Thursday, May 31, 2001

Are they investing or gambling?

You are gambling when what you buy neither assures you safety of capital nor gives you a reasonable return.
Gautam Chikermane
AT THE end of every stock market scam, particularly when share prices start falling sharply, the one common refrain heard is: the stock market is a gambling den, of the gamblers, for the gamblers, by the gamblers. Last week, one investor who had lost a lot of money in the recent carnage told me, "The stock market is a satta. I’m not coming back again." Interestingly, he said the same thing eight years ago, when he lost money in the securities scam.
He’s not alone. A look at the trading volumes will tell you far more about the departure of investors from the market than any number of newspaper pages or analysts’ reports. Compared to a daily turnover of around Rs 6,300 crore on the National Stock Exchange on December 6, 2000, the daily turnover today is around Rs 1,900 crore–a fall of 70 per cent! The quantity of shares traded has fallen to 97 million, almost half its value, in less than five months. The scam has taken its toll.
Opinion in Outlook Money

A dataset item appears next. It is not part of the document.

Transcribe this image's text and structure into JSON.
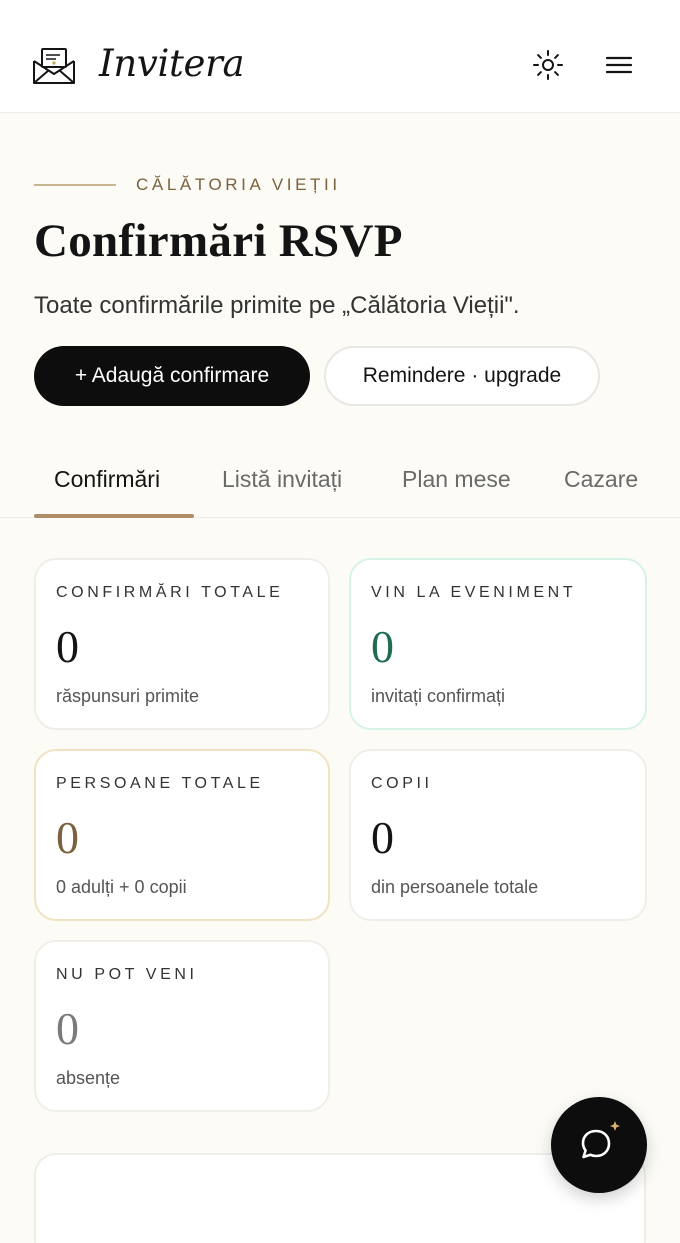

Tuesday, May 15, 2001

In search of enough-II

We, as a civilisation, suffer from the never enough syndrome: the more we have, the more we want to have.
Gautam Chikermane
The one whose appetite is satisfied loathes honey, but to the hungry mouth every bitter thing is sweet. –Proverbs 27:7, Bible
Satish Patel from New Delhi has been one of our earliest, most regular and steadfast readers, encouraging us when we do good work and reprimanding us when we slip up. This time he’s pointed out something so basic, so simple and so obvious, that I wonder why I didn’t think of it before. In my previous column, I had explored the limits of wealth we want, and was wondering when we’ll ever have Enough of it. In response to which Patel writes: "There is a lot of truth in your musings (In Search of Enough, April 30). However, I believe that somewhere down the line the inexorable Law of Diminishing Returns would start to take effect. That’s when people face lifetime crises. And, perhaps, start contributing to others’ wealth–shrinks and doctors."
For those who are not students of economics, the law of diminishing returns is an economic principle that lays down that the application of additional units of any one factor of production– labour, land, capital–to fixed amounts of the other factors yields successively smaller increments in the total output. For instance, if more and more labourers are added to harvest a farm, at some point each additional labourer will add less output than his predecessor did, simply because he has less and less of the fixed amount of land to work on. A long-time characteristic of Indian agriculture, economists have called this ‘disguised unemployment’. First hinted at by sociologist-economist Thomas Robert Malthus in his 1798 paper, Essay on the Principle of Population, this principle was later accepted as an economic law underlying all productive enterprises.
Opinion in Outlook Money